(Data about app and page elements)
----------------------------------------

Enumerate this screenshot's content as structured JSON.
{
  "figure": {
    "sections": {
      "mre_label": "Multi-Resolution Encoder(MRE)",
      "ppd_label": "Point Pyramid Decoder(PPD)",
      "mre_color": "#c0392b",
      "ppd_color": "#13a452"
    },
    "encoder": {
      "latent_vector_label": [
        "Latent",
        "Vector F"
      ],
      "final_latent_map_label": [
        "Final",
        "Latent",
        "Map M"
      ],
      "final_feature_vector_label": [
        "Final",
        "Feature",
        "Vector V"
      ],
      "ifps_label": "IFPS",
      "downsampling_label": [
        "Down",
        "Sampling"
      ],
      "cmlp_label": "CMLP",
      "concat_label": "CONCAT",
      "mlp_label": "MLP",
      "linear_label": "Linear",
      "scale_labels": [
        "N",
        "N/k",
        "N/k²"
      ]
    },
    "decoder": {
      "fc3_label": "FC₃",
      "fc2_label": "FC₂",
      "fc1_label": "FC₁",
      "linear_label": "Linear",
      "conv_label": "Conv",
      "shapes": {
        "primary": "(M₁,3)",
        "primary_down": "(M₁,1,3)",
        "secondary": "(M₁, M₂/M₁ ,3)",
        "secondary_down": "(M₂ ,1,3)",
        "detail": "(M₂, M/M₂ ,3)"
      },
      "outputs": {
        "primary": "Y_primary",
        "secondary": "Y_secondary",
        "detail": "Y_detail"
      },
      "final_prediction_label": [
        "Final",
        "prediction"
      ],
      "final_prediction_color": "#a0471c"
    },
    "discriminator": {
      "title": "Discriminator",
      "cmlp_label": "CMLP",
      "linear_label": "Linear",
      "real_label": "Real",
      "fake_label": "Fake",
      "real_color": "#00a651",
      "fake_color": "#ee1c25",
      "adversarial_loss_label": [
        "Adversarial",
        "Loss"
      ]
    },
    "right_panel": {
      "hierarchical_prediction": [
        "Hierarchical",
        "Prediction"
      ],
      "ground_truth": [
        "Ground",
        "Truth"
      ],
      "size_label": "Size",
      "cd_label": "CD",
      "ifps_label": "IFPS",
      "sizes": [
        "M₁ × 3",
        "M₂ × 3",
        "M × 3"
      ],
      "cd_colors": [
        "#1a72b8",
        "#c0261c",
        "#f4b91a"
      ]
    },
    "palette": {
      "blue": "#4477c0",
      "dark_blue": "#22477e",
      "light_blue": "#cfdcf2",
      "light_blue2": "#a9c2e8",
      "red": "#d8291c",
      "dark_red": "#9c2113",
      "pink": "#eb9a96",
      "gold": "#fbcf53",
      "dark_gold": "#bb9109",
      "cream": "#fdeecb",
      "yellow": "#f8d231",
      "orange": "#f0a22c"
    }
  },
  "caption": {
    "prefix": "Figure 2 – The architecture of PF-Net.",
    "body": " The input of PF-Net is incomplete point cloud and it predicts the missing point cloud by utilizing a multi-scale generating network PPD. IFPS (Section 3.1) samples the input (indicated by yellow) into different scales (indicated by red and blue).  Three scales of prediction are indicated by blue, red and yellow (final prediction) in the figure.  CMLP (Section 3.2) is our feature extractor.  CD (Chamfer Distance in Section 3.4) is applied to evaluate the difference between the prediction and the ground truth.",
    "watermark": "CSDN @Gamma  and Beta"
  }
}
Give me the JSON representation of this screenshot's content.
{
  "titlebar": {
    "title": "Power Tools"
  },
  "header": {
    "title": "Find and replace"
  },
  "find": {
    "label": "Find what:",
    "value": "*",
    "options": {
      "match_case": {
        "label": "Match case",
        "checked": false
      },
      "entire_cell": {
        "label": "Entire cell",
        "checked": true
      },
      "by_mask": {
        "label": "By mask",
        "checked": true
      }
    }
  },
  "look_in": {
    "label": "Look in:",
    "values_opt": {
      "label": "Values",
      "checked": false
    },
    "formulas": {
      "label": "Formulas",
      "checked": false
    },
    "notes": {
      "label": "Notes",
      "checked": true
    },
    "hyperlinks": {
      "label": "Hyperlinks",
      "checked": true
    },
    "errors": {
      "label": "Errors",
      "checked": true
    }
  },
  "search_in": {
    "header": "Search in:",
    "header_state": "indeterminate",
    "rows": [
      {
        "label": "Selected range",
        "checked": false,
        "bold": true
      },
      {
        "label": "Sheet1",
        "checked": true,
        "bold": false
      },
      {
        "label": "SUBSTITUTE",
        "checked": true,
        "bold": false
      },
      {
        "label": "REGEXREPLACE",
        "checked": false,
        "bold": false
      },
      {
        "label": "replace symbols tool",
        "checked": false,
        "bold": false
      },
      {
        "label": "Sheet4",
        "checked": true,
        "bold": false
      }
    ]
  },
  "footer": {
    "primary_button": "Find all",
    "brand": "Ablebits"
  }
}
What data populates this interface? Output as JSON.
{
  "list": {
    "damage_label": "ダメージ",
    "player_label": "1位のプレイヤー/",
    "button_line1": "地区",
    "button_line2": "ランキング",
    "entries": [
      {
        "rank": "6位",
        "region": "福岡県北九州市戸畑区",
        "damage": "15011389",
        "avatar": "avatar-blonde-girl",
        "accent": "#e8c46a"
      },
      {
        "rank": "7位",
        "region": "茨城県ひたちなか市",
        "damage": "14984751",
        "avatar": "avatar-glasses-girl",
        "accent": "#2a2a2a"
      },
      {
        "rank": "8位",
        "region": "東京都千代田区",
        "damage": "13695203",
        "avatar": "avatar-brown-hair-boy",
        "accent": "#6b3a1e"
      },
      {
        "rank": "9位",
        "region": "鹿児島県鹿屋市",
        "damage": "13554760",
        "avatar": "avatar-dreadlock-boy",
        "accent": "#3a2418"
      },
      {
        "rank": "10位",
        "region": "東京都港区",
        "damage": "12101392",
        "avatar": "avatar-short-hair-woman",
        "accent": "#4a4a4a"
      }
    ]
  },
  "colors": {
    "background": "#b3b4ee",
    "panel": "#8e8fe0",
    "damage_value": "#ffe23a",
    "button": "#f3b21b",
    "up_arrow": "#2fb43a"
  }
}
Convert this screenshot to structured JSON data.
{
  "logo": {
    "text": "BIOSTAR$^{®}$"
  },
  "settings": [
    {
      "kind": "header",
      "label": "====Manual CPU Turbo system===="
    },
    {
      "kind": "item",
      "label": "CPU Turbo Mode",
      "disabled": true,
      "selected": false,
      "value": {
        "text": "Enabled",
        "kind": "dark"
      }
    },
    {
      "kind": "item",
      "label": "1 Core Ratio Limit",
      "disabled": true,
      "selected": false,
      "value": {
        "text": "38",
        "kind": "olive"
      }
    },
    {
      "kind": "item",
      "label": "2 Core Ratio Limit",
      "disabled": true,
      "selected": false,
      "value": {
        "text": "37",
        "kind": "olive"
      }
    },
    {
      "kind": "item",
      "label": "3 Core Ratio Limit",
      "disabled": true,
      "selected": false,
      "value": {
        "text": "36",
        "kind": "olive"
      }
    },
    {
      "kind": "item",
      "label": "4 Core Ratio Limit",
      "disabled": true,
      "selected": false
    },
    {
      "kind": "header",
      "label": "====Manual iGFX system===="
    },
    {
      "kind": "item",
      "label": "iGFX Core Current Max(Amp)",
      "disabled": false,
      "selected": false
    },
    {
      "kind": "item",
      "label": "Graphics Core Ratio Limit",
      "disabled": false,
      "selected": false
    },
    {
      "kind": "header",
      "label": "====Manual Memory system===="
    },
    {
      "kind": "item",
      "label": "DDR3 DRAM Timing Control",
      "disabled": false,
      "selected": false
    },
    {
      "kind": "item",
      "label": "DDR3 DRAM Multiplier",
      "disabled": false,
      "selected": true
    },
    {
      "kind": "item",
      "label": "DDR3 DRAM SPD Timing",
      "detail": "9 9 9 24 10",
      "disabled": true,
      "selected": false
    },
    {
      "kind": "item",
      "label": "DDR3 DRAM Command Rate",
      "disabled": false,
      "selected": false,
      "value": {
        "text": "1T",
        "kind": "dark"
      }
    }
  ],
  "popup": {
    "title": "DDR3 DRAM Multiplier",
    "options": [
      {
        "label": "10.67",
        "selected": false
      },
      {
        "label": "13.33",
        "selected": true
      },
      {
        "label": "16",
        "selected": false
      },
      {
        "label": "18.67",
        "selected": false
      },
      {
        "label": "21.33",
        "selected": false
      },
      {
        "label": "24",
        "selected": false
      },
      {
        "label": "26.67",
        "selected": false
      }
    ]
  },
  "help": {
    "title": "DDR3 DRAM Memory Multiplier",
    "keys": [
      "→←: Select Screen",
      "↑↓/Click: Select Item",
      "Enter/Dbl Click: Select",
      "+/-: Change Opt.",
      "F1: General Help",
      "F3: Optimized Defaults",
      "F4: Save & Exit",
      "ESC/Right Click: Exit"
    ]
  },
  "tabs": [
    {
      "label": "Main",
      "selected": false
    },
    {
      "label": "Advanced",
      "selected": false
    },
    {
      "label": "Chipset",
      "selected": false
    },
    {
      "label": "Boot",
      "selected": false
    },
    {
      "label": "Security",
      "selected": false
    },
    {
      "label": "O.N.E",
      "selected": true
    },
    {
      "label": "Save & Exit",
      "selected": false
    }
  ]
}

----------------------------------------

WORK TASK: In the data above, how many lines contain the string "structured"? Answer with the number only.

RESPONSE TO THIS EXERCISE: 2